- Yields climb to one-month high as premier says to step down
- Market may still underestimate political risks: Amiya Capital
Turkish President Recep Tayyip Erdogan gave investors a taste of just how quickly local politics can undo their investment strategies.
In four days this week, bonds wiped out almost all of the gains achieved last month as markets reacted to a row between Turkey’s two most senior politicians that culminated in Prime Minister Ahmet Davutoglu stepping down. Stocks fell to an eight-week low on Thursday, while the lira clawed back some of its losses after the steepest drop since 2008.
The latest political convulsions have reignited concern that Turkey’s democratic institutions lack the power to resist Erdogan’s bid to expand his powers, which subsided after elections last year gave the AK Party from which he hailed a smaller majority than he would need to change the constitution. Turkish assets will probably now struggle to attract investors "until there is more clarity," according to Michael Wang, a strategist at hedge fund Amiya Capital LLP, which has an underweight recommendation on the lira and stocks.
"Consensus may be underestimating the political risk," London-based Wang said by e-mail. "This could be something more serious. I don’t think many people saw this coming. We are more likely to see a bit of headline ping-pong which will make it very difficult to invest.”
The yields on 10-year bonds climbed 18 basis points to a one-month high of 9.81 percent by 6 p.m. in Istanbul, and the Borsa Istanbul 100 Index slid 0.9 percent to bring its weekly loss to 7.8 percent.
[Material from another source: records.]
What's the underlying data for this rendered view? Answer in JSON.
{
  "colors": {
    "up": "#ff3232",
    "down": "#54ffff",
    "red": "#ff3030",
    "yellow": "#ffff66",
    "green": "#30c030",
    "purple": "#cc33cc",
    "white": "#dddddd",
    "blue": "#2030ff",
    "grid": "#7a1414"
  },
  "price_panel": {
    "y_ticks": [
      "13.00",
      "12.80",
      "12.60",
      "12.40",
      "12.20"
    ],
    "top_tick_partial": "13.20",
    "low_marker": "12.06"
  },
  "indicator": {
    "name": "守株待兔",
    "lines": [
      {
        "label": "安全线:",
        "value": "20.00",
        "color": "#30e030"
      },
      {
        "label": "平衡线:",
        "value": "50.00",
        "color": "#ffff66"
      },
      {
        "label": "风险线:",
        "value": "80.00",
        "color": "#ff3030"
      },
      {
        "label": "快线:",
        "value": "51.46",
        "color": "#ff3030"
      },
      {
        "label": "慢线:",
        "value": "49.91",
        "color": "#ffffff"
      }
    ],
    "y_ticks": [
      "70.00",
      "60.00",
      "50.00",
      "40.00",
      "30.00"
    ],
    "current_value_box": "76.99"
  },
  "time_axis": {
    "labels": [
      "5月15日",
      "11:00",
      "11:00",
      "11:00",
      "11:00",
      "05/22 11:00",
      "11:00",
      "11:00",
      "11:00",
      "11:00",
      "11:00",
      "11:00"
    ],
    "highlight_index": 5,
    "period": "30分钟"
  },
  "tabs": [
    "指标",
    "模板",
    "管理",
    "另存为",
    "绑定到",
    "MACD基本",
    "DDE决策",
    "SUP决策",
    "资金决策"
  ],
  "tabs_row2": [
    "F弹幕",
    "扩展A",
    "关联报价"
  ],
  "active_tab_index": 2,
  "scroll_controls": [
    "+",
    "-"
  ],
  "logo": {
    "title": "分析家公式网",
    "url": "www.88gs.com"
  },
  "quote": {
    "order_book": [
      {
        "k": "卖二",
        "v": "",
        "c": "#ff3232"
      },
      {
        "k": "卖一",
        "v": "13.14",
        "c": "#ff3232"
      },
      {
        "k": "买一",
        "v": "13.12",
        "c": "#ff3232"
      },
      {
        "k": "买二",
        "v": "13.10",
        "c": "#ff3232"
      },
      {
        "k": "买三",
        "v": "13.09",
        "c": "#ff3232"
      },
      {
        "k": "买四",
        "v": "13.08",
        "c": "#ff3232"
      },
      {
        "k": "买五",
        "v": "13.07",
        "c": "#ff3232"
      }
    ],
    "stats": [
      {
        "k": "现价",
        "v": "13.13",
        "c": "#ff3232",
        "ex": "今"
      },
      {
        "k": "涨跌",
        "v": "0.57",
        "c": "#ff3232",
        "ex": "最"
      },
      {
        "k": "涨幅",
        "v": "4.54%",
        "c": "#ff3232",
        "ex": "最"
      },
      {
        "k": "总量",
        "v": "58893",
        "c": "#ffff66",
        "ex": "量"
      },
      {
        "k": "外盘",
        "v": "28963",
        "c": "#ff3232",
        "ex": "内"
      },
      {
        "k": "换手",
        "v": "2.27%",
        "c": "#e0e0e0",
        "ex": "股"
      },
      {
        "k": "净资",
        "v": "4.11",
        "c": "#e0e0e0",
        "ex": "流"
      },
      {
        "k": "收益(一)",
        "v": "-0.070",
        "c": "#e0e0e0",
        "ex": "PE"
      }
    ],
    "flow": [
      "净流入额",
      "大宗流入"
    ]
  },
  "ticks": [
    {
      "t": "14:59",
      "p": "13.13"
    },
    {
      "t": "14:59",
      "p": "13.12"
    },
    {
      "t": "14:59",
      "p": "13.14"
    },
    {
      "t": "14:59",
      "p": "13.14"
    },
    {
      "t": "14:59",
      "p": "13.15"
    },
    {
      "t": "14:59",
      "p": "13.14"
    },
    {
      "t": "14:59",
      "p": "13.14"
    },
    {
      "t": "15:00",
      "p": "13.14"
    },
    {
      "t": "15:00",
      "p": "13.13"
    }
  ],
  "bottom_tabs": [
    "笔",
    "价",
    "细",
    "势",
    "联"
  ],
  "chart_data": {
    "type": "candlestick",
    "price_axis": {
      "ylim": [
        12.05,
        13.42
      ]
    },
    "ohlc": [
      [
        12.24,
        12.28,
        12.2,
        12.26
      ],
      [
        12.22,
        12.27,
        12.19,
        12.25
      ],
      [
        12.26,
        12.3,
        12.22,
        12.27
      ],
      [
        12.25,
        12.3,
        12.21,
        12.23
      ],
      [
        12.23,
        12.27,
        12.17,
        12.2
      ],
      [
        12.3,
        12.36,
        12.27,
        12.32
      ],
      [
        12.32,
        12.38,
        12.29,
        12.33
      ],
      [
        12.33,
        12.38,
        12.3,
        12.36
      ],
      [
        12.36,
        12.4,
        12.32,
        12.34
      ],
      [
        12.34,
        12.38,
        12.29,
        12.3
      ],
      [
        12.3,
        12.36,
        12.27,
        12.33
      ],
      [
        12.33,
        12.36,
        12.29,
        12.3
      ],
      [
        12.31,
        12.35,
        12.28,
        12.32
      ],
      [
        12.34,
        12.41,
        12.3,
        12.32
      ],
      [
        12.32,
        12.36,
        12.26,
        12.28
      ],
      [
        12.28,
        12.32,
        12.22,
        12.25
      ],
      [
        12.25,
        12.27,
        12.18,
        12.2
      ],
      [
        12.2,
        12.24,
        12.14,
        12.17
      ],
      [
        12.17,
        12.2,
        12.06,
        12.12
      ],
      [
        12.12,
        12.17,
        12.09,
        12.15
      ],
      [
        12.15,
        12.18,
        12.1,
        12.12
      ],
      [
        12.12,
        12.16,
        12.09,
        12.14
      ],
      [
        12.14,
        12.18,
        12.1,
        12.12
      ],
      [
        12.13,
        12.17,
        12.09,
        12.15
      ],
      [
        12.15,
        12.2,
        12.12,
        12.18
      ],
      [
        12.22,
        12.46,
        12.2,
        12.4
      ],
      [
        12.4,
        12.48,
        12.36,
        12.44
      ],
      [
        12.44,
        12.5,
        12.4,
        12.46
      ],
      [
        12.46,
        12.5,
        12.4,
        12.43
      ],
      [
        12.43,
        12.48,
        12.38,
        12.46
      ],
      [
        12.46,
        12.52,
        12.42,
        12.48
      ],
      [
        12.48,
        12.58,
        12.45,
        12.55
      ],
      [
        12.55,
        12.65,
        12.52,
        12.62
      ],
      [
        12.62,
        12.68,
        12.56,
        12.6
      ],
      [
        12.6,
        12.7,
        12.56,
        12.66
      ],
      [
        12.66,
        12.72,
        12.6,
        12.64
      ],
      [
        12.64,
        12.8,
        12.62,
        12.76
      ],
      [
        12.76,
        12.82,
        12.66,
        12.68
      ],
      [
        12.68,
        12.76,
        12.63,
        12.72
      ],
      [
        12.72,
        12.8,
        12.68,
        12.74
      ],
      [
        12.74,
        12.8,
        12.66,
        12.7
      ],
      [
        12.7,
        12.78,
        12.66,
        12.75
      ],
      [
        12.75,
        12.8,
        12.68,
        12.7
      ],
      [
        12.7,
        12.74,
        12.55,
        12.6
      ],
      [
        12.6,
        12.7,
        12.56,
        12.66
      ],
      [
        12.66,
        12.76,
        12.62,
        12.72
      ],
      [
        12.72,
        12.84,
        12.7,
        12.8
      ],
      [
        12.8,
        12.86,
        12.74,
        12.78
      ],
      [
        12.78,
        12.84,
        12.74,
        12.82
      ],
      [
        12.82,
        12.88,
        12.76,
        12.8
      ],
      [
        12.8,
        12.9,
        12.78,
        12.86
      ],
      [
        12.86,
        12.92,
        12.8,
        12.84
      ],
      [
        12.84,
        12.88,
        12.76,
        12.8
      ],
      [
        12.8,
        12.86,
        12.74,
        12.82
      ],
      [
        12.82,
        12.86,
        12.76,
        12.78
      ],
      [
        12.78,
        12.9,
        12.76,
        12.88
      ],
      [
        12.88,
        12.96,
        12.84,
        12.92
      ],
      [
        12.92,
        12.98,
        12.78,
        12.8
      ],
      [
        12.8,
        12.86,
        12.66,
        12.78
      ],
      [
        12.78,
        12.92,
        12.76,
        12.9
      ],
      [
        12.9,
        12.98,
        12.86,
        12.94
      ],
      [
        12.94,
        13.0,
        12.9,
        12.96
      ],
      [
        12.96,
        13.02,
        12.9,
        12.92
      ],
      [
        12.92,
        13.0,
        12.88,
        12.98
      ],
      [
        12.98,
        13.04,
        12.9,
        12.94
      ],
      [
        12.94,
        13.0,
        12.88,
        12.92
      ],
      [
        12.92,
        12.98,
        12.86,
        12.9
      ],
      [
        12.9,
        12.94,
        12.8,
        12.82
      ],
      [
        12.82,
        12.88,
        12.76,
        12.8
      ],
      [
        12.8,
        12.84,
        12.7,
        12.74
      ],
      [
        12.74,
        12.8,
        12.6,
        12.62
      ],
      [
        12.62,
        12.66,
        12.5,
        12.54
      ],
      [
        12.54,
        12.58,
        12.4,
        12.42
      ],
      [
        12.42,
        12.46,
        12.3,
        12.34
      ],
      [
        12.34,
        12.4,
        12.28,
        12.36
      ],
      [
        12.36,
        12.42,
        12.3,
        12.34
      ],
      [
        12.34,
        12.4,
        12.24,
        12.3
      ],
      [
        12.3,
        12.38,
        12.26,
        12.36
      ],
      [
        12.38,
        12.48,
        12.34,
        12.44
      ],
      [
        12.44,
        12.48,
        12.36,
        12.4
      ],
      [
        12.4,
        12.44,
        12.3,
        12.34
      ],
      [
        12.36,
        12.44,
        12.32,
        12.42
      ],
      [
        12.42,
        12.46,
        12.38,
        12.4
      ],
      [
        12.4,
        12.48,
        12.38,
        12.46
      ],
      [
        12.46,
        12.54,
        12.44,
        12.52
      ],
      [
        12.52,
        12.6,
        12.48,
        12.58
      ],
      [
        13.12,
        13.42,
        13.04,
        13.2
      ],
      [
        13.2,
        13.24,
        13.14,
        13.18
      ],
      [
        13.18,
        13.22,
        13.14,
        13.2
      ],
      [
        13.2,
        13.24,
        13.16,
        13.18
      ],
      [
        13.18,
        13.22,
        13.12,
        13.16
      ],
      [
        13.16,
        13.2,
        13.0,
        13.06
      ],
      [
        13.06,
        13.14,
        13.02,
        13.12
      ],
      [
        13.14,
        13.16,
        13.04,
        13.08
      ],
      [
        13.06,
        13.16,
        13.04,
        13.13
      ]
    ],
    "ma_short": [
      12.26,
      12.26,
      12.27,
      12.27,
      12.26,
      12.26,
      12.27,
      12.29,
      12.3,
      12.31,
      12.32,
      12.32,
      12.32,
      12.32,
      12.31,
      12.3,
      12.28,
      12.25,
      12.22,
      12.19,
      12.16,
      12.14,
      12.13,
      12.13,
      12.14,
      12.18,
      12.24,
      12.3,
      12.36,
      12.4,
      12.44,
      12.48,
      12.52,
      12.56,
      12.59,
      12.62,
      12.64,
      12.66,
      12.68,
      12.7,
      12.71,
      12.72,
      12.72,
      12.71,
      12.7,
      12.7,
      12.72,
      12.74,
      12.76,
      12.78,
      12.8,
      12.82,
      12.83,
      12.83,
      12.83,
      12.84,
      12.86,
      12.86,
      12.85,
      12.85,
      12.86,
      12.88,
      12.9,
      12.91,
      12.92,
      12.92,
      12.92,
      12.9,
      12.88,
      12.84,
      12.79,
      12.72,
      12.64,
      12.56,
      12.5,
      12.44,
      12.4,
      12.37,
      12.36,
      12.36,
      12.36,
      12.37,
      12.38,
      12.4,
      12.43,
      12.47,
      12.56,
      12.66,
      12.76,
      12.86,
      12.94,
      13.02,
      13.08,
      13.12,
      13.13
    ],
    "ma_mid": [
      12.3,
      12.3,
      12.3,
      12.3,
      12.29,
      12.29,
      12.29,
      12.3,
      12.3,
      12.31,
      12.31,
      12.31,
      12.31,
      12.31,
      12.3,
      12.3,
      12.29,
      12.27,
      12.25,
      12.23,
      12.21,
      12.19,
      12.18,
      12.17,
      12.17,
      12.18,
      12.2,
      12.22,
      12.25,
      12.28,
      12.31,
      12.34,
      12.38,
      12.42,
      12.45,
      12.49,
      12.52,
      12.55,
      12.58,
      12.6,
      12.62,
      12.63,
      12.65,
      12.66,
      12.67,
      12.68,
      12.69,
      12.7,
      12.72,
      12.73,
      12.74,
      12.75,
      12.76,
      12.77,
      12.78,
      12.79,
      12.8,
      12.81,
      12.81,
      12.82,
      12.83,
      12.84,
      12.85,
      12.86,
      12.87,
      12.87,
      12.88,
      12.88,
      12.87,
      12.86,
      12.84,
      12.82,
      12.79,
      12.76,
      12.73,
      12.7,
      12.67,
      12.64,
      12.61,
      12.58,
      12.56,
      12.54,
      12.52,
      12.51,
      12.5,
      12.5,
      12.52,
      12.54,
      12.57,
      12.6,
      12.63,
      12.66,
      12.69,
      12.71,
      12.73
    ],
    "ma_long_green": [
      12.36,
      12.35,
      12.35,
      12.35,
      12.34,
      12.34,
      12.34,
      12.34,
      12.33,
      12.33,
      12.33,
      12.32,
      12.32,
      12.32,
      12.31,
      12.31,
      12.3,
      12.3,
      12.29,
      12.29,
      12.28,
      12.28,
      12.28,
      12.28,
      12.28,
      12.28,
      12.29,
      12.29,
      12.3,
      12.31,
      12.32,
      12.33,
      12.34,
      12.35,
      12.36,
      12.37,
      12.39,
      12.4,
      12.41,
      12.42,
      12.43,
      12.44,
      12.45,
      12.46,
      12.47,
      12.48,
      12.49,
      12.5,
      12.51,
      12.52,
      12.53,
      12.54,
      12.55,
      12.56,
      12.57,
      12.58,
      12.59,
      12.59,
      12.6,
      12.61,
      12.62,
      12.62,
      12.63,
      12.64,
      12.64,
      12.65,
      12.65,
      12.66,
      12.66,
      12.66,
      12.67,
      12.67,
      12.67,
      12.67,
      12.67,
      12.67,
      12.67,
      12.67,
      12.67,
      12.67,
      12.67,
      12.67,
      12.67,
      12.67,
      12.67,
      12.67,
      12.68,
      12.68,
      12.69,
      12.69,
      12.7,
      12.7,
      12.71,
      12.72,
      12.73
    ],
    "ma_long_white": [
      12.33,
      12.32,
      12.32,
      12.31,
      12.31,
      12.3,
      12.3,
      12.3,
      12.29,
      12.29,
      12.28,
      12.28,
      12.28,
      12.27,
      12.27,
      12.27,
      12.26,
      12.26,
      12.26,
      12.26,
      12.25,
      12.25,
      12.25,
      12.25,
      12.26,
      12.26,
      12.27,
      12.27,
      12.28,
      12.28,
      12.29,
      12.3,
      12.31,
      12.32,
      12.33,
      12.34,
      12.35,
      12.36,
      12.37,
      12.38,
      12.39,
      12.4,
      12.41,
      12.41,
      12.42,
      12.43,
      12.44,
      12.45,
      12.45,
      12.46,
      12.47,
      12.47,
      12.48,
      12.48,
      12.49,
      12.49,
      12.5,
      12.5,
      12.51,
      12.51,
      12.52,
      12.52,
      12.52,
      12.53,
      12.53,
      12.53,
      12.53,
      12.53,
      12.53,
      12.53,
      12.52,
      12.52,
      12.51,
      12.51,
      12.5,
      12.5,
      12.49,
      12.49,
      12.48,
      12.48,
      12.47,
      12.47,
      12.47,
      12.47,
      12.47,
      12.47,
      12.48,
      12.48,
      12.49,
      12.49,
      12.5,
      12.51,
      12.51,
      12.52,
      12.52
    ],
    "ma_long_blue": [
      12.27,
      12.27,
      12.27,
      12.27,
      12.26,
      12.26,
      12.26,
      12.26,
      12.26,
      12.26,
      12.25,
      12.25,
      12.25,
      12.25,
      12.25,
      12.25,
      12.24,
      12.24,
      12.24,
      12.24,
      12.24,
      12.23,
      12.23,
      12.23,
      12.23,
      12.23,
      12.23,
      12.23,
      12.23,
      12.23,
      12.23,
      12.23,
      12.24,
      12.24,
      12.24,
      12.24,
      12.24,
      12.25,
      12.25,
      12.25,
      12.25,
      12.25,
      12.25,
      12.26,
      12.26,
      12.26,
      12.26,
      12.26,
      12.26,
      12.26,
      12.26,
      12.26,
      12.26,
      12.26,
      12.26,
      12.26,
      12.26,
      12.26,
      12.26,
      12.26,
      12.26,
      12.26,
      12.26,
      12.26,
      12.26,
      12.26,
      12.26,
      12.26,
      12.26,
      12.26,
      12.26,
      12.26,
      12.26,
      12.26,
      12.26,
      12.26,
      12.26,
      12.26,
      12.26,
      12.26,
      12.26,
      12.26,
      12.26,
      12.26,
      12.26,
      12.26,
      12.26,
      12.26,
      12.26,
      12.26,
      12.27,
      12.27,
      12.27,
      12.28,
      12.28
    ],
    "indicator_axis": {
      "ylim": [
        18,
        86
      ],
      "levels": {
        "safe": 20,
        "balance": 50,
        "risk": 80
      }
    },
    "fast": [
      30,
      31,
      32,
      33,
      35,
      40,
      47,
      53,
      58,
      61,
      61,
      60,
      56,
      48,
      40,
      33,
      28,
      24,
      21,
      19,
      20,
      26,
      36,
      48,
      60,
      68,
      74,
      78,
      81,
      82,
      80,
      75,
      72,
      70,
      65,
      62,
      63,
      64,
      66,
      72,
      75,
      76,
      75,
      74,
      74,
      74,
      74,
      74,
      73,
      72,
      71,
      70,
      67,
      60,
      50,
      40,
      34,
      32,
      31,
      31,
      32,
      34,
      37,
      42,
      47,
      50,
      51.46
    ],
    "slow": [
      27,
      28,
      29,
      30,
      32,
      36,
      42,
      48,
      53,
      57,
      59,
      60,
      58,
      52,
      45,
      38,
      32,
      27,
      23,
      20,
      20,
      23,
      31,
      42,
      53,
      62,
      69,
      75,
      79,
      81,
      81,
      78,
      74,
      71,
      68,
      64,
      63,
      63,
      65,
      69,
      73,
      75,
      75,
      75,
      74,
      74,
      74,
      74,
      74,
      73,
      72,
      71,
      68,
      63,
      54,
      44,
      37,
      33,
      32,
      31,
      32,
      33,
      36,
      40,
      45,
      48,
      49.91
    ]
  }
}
The lira rose 1.3 percent following a 3.8 percent slide yesterday after a person familiar with the matter said the AK Party will hold a leadership contest within 15 days, and the premier won’t be a candidate.
“Spasms like that will become more frequent,” said Luis Costa, Citigroup Inc.’s London-based chief strategist for eastern Europe, the Middle East and Africa. “It is going to be a hot summer in Turkey.”
The political row revolves around efforts by Erdogan, who previously served as prime minister for more than a decade until 2014, to transform the once largely ceremonial post of national president to a position with real executive clout. Davutoglu has been caught in increasingly frequent clashes with Erdogan to assert his authority, and last week was stripped by the AK Party of the power to name local branch heads.
“It was not my preference to see my term cut short,” Davutoglu said in the capital Ankara on Thursday after meeting with senior members of the AK Party.
In a televised speech he defended the economic record of his 20-month premiership and played down the rift with Erdogan, with whom he said he shares a “brotherhood.”
“Turkey, whose economy was perceived to be near an economic crisis late last year, is currently showing healthy symptoms,” Davutoglu said.
“It’s a very tenuous situation under Erdogan, given his much more authoritarian style,” said Sacha Tihanyi, a senior emerging-market strategist at TD Securities in New York. Market volatility on Wednesday “shows just how vulnerable positioning is," he said.
Rising domestic tensions are exerting pressure on Turkish markets just as bearishness toward developing nations mounts with investors bracing for tighter U.S. monetary policy. Two Federal Reserve officials this week raised the possibility of an interest-rate hike at their meeting next month.
Wagers that the Fed would delay tightening were among the key drivers of a rally that sent the lira to an eight-month high and Turkish bond yields to an 11-month low last month. Rising U.S. borrowing costs imply better returns on dollar-denominated assets and temper the appeal of riskier developing nations.
Even after the rout this week, Turkish local-currency bonds have handed investors returns of 9.3 percent this year, more than double the average for a Bloomberg benchmark of emerging-market government bonds.
Turkey is susceptible to swings in investor appetite because its current-account deficit, which economists project will widen to 4.5 percent of economic output this year, makes it reliant on capital inflows. The country was able to narrow the gap in the past two years as plunging oil prices reduced its import bill, although crude has recovered more than 60 percent since touching a 12-year low in January.
"We’re winding back exposure to Turkey both bonds and foreign exchange," said Paul McNamara, a money manager at GAM UK Ltd. "The point is that Turkey is economically vulnerable rather than that the removal of Davutoglu is a big change."
The political strife is undermining confidence in Turkey’s $720 billion economy at a time when investors are also concerned by an escalating conflict with Kurdish rebels and attacks by Islamic State militants. This week’s selloff in Turkish bonds was the steepest among developing nations.
“Real risks to stability” such as growing dissent within the ruling party or the prime minister stepping down may prompt a reaction that’s “a lot harsher than what we’ve seen so far,” according to Burak Demircioglu at Istanbul-based Burgan Yatirim Menkul Degerler. “Up until now, the stability was seen as a given.”